The Glean“Nationwide,” you say? Chris Vetter of the Eau Claire Leader-Telegram says: “Jake Leinenkugel is feeling a mixture of excitement and apprehension this week as Jacob Leinenkugel Brewing Co. kicks off its first-ever national media campaign to promote Summer Shandy entering all markets nationwide. ‘I never thought I’d see it in my lifetime,’ said Leinenkugel, president of the company whose roots in Chippewa Falls date to 1867. ‘But this beer has become so popular, we’ve been getting calls from distributors coast-to-coast.’ While other Leinenkugel products have strong sales in the Midwest, this is the company’s first foray into national advertising and getting a beer into all 50 states in the company’s 146-year history.”

At City Pages, Aaron Rupar has a transcript of Glenn Beck — remember him? — explaining why the forces of evil are out to get Our Favorite Congresswoman.  Says Beck:

“You see what they’re doing to Michele Bachmann? Michele Bachmann is under all kinds of ethics investigations now. Why do you suppose that is? She’s evil? [sarcastically] Yeah, mmhmm. She is uber-clear on what’s going on. Uber clear. She’s in Minnesota. First of all, you have the nightmare of progressivism that runs rampant in Minnesota. But what else do you have in Minnesota? Do you know one of her districts is being settled by the State Department? Do you know the State Department just takes Somalis and just says, ‘Oh by the way all you guys from Somalia, ah, you’re going to go over here and we’re just going to develop a community for you here.’ In her district. And the State Department is just pushing them all into Minnesota. So she has asked the questions, Why? Why is my district how did that even happen? Why was my district selected for this? [Beck’s sidekick asks, ‘Has she gotten any answers’?] No, she hasn’t gotten any answers and now she’s under investigation.”

I wonder. Did Beck do one of his classic cause-and-effect diagrams? I always love those.

You can also learn about all our free newsletter options.

Comments (3)

  1. Submitted by Pat McGee on 03/28/2013 - 09:52 am.

    Bachmann’s district

    When did it move to Minneapolis? Beck’s rant is another example of the factually challenged conservatives. The largest Somali population is in Minneapolis not the 6th district.

  2. Submitted by Harris Goldstein on 03/28/2013 - 12:54 pm.

    Experiment

    The experiment wasn’t a flop if:
    a – it was a valid test of smartphone technology
    b – it accurately determined that the technology was not able to track number of miles driven

  3. Submitted by ALAN BELISLE on 03/28/2013 - 01:17 pm.

    Stadium funding

    It is pretty plain to see that the video games are not going to finance the stadium. Better add some more revenue sources.
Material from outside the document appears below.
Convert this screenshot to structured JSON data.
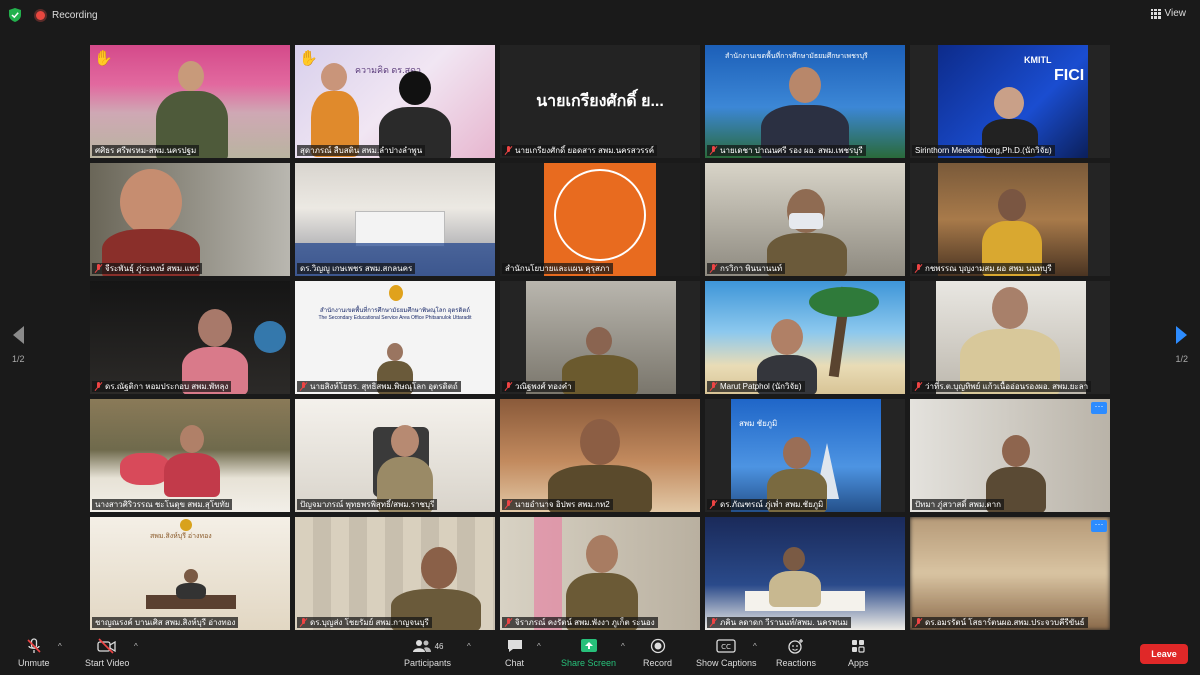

Here is one I would like to see: Viking logo license plates. The state makes them, the football fans buy them, proceeds are dedicated to the stadium upkeep. Simple. That would allow the big sports fans who want the stadium so bad to put their money where their mouth is. And it would not raise the already swollen prices downtown or tax chronic gamblers.

Leave a Reply